In honor of Miss McBee’s 138th birthday, we wanted to share this incredible excerpt found in the 1949 annual titled: “History of Ashley Hall and Miss McBee” written by her niece, Corina “Nena” McBee ’49.
History of Ashley Hall and Miss McBee
“During the year of 1909, an ambitious young woman came to Charleston with an idea. The young woman was Miss Mary Vardrine McBee, and the idea was to start a school for young ladies. Miss McBee realized that the South lacked a school which gave the necessary college requirements to Southern girls, and so, on a day in late September, in the year 1909, Ashley Hall began. The idea was not new to Miss McBee. It had come to her several years earlier when she entered Smith College. A young girl from Fairmont, Tennessee, Miss McBee had been out of school for four years when she made application to take the college entrance examinations. For three long days she wrote away and passed all except two exams. In order to be admitted she had to make up one of these two. Immediately she sat down and took the algebra examination. And so it was that on a cold rainy Fall day in 1902, a joyful sub-Freshman, who had just passed her algebra entrance examination, picked up her heavy long skirts and hurried behind Dr. Brady, the Latin Professor, across the campus toward the administration building. She fixed her eyes on Dr. Brady’s old-fashion high boots and saw water fly out in every direction with each step he took.

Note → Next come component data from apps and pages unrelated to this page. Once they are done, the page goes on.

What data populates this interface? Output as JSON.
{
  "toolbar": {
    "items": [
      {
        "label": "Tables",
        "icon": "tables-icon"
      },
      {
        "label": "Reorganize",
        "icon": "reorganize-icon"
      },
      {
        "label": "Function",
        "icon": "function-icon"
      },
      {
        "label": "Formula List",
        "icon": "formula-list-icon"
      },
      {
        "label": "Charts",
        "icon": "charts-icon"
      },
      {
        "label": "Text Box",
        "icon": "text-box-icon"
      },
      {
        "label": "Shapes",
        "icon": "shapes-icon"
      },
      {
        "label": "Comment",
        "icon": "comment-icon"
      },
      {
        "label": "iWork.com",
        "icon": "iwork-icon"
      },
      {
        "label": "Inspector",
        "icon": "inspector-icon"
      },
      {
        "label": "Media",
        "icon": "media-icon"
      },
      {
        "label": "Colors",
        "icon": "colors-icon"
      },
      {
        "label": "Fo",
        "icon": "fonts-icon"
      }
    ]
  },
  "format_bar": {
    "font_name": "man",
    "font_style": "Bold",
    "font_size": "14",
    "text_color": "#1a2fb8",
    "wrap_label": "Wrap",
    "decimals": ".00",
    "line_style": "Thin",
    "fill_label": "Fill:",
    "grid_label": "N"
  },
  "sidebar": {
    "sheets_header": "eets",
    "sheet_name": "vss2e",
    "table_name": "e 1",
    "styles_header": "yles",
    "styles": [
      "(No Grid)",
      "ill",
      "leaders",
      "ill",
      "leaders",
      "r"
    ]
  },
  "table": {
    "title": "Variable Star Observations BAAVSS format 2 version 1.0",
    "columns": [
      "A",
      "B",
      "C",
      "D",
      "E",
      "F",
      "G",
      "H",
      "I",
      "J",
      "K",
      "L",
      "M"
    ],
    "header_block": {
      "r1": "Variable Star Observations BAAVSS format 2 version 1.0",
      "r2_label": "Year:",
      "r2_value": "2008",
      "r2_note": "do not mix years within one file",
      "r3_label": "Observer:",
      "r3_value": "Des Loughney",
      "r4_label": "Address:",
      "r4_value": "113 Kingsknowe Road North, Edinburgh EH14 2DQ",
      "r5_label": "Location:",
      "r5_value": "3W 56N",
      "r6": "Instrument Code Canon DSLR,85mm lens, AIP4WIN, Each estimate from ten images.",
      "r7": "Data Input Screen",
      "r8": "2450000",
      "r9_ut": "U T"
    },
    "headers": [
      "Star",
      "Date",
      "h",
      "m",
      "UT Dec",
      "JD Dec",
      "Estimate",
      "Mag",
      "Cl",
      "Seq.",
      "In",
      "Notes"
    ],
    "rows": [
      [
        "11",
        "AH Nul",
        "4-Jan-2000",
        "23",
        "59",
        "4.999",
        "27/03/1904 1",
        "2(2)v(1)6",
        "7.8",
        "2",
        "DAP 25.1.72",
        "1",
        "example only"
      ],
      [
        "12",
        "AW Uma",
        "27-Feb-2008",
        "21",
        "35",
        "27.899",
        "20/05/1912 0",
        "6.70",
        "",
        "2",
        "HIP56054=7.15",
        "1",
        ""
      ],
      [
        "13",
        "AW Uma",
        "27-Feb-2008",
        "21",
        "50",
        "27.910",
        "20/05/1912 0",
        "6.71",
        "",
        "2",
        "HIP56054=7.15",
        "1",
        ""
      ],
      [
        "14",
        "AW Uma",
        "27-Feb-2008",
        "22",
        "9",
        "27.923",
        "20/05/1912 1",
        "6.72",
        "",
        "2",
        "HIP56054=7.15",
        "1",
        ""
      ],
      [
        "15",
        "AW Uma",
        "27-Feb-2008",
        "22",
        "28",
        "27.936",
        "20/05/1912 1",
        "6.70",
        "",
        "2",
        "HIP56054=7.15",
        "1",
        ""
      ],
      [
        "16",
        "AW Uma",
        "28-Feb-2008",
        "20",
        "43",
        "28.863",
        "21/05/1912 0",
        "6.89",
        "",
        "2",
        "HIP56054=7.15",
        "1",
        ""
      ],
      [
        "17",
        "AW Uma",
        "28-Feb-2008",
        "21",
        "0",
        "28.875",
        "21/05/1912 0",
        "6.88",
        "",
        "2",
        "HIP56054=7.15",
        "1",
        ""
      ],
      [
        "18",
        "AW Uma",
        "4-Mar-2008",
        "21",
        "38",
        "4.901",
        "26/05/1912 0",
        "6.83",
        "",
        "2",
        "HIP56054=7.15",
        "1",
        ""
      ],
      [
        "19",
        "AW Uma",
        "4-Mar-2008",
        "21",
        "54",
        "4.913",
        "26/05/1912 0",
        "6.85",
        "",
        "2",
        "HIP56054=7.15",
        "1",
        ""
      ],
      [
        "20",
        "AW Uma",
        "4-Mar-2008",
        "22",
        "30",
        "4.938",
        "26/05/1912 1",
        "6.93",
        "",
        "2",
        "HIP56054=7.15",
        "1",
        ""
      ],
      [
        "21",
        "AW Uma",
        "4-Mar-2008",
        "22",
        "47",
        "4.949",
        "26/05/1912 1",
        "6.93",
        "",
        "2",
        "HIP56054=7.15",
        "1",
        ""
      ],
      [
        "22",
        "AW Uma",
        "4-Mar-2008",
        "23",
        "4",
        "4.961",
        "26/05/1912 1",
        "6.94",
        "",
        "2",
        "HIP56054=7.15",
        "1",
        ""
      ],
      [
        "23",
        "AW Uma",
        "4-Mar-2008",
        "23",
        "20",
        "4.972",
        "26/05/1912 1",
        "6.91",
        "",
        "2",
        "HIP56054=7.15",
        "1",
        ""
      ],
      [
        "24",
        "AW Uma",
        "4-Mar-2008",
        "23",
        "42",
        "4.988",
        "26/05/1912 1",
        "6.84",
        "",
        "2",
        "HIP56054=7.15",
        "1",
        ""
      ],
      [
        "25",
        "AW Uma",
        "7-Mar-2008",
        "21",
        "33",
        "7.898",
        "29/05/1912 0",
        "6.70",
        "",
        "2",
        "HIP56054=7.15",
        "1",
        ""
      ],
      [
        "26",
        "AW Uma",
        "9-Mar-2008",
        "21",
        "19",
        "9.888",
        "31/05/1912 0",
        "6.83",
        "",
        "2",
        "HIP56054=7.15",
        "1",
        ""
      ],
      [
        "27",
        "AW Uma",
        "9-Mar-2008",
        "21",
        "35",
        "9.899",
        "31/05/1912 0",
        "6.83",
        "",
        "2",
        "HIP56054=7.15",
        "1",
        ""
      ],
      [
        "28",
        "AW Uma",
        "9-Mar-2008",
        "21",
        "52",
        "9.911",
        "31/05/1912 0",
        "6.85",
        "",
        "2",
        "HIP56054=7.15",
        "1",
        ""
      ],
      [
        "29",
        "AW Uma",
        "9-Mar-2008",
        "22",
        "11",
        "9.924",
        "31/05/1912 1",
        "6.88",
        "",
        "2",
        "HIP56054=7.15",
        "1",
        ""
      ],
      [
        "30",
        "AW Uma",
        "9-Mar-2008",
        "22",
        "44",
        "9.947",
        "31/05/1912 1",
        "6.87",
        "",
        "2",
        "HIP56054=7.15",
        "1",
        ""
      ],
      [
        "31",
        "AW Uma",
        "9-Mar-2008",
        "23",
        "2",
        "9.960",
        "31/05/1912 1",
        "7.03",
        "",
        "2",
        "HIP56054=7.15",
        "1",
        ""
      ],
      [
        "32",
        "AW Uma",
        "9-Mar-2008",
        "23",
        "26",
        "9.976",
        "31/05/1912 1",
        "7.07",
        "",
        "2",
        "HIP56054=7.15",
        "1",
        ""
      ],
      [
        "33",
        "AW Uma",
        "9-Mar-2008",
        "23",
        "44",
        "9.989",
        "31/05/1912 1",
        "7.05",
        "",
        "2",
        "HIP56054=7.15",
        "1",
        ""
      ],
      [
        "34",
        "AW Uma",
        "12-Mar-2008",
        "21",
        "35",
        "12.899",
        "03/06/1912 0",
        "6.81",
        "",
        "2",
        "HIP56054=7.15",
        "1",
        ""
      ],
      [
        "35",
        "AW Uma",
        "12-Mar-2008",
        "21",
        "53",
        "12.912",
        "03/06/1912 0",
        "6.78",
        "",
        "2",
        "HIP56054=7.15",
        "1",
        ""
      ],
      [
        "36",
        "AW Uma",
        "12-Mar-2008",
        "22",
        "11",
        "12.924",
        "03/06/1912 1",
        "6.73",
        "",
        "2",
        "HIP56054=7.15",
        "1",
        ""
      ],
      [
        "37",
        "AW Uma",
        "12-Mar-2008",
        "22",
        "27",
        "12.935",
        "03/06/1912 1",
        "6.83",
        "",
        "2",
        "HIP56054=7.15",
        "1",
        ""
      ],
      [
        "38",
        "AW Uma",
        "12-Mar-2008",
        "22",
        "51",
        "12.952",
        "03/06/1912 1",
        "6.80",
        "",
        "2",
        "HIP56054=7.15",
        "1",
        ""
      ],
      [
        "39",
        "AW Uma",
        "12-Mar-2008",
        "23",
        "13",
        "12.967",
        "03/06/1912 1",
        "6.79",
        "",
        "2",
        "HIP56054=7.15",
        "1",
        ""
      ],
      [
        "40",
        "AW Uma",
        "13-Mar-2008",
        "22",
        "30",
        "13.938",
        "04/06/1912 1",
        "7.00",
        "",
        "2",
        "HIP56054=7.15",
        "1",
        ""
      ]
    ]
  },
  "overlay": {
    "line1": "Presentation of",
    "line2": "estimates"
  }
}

It was in this atmosphere created by the sight of the stern old gentleman wading through the water that the idea, the dream of Ashley Hall was born. Miss McBee was then, still, a very young lady but despite this she had the determination and strength of purpose to last her through four years of college and many hard years after that until her dream was completed.
As we all know this dream culminated on a day in September of 1909 when forty-five students came to the old Witte house which has since become Ashley Hall and began the first day of school. The first enrolled day student was Josephine Pinckney and the first enrolled boarder was Pauline Sanders. These girls, this class of forty-five students, became the first members of a school which has grown and improved to become one of the outstanding preparatory schools in the country. The first year there were no graduates. But in 1911 three girls: Lucille Lebby, Katherine Paul and Ethel Thrower, were the first graduates, and in 1912 and industrious young student, Mary Howden, took the college entrance examinations and gained for Ashley Hall the prominence it needed to become a certified school. And so three years after its beginning Ashley Hall was well on its way to success.
Of the school itself much can be said. The classes which at first could be held in the main building soon required new buildings that extended for a block. The students, originally forty-five girls, have increased to two hundred and forty young ladies. The teachers have been an impressive group of intelligent, thoughtful and if not famous, certainly well equipped ladies and gentlemen.
Such foresight, perseverance and good natured kindness have gone into developing the cultural tradition of the school–a tradition which through the years has been increased and tempered with the utmost care, and which we regard as our backbone for the work of later life.”
Written by Corina “Nena” Louise McBee ’49, niece of Miss Mary Vardrine McBee (founder of Ashley Hall)